Agricultural biotechnologies, and especially transgenic crops, have the potential to offer higher incomes to biotech firms and farmers, and lower-priced and better quality food for consumers. However, the welfare effects of adoption of genetically modified (GM) food and feed crop varieties are being affected not only by some countries' strict regulations governing GM food production and consumption, but also by their choice of food trade policy instruments. Specifically, notwithstanding the ending of the European Union's GM moratorium in April 2004, the continuing use by the EU of strict labeling and liability laws and of variable trade taxes-cum-subsidies and tariff rate quotas is reducing the aggregate gains from new biotechnologies and the incentive for EU taxpayers and for life science companies to support GM food research.

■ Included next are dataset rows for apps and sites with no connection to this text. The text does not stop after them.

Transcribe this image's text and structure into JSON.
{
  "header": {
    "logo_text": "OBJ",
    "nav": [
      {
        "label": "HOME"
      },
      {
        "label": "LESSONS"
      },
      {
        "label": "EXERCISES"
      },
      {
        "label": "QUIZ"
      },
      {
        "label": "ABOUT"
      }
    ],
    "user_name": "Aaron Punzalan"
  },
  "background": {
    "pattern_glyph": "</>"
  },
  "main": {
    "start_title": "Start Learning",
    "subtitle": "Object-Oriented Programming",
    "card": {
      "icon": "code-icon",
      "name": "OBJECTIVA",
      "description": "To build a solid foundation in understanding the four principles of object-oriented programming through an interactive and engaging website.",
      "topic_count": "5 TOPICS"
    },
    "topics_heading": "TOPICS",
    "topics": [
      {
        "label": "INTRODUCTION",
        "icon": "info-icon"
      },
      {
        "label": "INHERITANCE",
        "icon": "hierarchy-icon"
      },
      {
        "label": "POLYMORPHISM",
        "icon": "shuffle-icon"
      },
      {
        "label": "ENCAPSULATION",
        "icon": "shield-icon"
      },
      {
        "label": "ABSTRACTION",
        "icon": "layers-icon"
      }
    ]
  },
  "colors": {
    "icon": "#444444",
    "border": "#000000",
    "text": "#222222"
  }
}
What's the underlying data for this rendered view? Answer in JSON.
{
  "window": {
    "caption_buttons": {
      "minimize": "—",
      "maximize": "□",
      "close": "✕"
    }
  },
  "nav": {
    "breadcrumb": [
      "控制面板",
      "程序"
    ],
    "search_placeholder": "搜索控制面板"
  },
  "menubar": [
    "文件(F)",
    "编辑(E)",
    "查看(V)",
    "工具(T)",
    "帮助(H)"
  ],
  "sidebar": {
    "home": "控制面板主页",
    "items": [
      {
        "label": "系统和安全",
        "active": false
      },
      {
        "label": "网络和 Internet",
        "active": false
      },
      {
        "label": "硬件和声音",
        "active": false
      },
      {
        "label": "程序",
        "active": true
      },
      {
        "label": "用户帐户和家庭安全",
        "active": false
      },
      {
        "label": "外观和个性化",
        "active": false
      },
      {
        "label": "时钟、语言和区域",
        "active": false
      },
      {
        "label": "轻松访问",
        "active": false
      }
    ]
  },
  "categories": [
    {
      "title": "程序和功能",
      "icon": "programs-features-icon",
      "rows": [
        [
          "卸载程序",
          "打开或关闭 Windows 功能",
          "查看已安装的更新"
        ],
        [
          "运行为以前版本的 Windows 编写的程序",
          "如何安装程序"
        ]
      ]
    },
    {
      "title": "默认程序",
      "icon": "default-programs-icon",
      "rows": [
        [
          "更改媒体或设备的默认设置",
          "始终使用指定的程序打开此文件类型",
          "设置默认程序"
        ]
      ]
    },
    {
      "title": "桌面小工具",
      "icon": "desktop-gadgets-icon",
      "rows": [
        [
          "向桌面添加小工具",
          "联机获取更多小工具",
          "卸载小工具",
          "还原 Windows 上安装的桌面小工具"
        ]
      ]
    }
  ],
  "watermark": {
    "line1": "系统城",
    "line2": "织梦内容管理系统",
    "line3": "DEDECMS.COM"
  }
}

The use of variable levies and prohibitive out-of-quota MFN tariffs in particular is yet another reason to push for an ambitious outcome from the WTO's Doha round of agricultural trade negotiations.
Anderson, K. Interactions between Trade Policies and GM Food Regulations. (2006)